Among the records below, find each line bearing the word "failed" and copy it.

EXCERPTED DATA section start

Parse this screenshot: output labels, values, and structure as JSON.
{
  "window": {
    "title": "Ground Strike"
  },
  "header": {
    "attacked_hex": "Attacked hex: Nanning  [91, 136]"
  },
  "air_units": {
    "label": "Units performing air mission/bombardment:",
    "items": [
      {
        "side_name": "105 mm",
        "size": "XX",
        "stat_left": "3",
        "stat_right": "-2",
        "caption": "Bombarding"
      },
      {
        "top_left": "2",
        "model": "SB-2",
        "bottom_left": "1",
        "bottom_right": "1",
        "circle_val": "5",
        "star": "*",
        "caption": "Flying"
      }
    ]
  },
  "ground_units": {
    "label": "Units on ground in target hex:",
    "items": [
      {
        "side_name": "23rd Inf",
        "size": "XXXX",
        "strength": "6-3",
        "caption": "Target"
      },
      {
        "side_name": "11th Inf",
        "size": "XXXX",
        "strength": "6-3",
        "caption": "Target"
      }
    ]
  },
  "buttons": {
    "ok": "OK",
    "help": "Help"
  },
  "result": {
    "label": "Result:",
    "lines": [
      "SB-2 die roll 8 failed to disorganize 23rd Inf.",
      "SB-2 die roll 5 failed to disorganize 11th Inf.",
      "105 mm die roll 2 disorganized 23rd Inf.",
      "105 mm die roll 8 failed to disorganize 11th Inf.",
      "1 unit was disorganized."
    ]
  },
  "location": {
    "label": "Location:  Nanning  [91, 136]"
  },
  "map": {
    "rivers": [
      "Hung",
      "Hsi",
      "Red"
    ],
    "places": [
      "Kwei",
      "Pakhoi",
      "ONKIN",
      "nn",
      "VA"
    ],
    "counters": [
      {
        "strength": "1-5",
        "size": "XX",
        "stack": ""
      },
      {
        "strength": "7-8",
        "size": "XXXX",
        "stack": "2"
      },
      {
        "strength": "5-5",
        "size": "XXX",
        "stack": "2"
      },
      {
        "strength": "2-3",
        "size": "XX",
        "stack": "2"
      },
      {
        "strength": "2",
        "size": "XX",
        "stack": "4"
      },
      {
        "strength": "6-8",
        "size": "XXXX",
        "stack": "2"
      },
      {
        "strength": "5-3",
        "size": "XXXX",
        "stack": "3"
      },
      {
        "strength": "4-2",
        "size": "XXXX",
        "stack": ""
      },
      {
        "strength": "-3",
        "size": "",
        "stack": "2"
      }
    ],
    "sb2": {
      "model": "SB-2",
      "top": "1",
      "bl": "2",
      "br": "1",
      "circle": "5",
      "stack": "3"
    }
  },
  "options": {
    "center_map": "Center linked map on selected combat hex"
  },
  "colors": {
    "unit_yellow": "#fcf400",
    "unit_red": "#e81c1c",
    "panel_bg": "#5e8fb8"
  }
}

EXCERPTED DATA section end

RESULT OF THIS EXERCISE
      "SB-2 die roll 8 failed to disorganize 23rd Inf.",
      "SB-2 die roll 5 failed to disorganize 11th Inf.",
      "105 mm die roll 8 failed to disorganize 11th Inf.",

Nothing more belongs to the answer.